The last talk we KARP artists were able to attend with Carlos was held in a college that offers a wide range of courses within the realm of international hospitality management and business administration. It's the fairly new, but prestigious school of Enderun Colleges, located at one the most high-end new hubs in Manila, the Fort.
Carlos started off his talk with a refreshing video about his passion by WYD Productions:
Unlike in the first part of the Lessons on Leadership blog post, which was intended for a more mature, somewhat socially-conscious, borderline political audience, his talk this time was intended for a much younger and privileged bunch. They are bred and polished to become one of the front-runners of the industry. And it is safe to say that these students, when released into the real world, will significantly add to the representation of Filipinos not just in the local market, but also in the international field. They, like some of their counterparts in other established and top schools in the Philippines, will be holding a lot of deciding power in the future of the country.
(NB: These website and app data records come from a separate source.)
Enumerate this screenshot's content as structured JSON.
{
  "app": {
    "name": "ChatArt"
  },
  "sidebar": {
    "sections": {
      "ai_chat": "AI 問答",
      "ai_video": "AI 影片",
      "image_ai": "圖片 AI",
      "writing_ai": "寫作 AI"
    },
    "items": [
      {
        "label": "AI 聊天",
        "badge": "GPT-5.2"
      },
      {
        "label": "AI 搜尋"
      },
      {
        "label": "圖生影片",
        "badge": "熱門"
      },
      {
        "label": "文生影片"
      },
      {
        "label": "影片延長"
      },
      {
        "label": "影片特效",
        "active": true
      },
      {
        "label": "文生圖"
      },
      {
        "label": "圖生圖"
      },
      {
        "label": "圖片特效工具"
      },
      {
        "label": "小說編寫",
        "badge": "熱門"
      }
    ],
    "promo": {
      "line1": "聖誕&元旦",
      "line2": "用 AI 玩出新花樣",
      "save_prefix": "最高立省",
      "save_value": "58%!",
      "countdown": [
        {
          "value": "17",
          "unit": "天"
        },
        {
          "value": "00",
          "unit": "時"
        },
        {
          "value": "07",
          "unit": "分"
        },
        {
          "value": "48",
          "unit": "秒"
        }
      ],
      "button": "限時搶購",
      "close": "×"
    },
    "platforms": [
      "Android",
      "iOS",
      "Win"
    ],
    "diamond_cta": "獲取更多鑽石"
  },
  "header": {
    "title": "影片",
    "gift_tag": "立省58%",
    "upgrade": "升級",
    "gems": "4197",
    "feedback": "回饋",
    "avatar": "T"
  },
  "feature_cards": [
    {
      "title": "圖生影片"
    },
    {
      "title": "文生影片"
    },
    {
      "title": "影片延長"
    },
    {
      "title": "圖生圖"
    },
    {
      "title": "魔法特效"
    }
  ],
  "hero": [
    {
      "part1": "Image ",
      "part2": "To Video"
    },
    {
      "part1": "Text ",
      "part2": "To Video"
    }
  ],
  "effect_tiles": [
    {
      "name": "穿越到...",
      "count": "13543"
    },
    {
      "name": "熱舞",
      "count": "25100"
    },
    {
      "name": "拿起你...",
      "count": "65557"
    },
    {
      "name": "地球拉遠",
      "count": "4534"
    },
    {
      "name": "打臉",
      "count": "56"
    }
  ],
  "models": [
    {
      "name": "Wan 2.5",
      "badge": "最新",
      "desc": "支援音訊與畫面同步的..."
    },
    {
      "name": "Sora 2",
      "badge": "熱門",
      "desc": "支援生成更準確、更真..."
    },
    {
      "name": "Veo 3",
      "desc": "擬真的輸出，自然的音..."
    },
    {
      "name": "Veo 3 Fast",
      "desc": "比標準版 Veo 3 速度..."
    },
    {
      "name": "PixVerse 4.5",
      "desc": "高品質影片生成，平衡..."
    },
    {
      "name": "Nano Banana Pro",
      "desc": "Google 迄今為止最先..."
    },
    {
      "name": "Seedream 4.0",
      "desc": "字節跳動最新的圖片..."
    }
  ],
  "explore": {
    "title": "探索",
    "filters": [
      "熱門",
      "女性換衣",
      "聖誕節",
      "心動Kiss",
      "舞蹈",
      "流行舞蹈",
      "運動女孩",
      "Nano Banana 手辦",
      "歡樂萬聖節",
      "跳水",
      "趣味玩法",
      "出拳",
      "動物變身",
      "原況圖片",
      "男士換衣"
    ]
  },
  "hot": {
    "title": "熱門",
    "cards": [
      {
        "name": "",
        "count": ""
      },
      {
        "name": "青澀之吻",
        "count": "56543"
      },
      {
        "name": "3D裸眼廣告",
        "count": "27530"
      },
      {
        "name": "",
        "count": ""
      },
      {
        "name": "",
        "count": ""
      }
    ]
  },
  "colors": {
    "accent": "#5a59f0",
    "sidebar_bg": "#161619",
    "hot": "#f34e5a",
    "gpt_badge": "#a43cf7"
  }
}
With all these reasons, Carlos' talk went to a direction that encouraged the students to go out and explore the rest of the Manila and the entire country with a different perspective. The ironic thing about the Philippines is that, the more privilege you're born into, the more sheltered you're going to be raised all your life. As much as it makes complete sense, it's not going to help someone become an effective leader someday if they barely know anything about the country outside of gated communities and highly exclusive leisure centres.
Carlos shared his love for Manila, the art that he's devoting to Manila and the hardships that will unavoidably go along with one's pursuit of passion. There's so many fascinating things about the Philippines that most people in the country are not aware of. Although it is good, if not necessary in our day and age to be immersed in world culture, we still shouldn't forget our very own. Manila for one, has always kept such an exciting past that is being carried over to the present. An effective leader is someone who sees the big picture, which means that they have to see everything in its entirety -not just the areas that look somehow safe and picturesque.
We discussed that there's been an internal predicament with some people living that particular lifestyle because they were born and raised in a certain country but they can speak English better than any of the local languages. These people are a lot more familiar with some foreign country's geography, language, people and everything in their culture, that they sort of develop this weird "identity confusion" that is very similar with what Filipino-Canadians (Fil-Ams and etc.) are going through. I completely understand how that could happen, but the idea seems stranger because all of it is literally just beyond those tall, thick and concrete walls outside of their exclusive little community.
The talk was very well delivered by Carlos, who admitted that he shared a lot of similarities with the students in terms of their background. But he also enumerated the wonderful things he learned through-out the way as he was pursuing his life dreams. Some of the great things, he had to strive for, while some, simply landed in his lap as if it was just meant to be. Although it is advantageous to be born and raised privileged, leadership is not something that can be inherited like all the resources and influence. It could perhaps land someone the position, but it will not be sustainable if the leadership was not truly earned.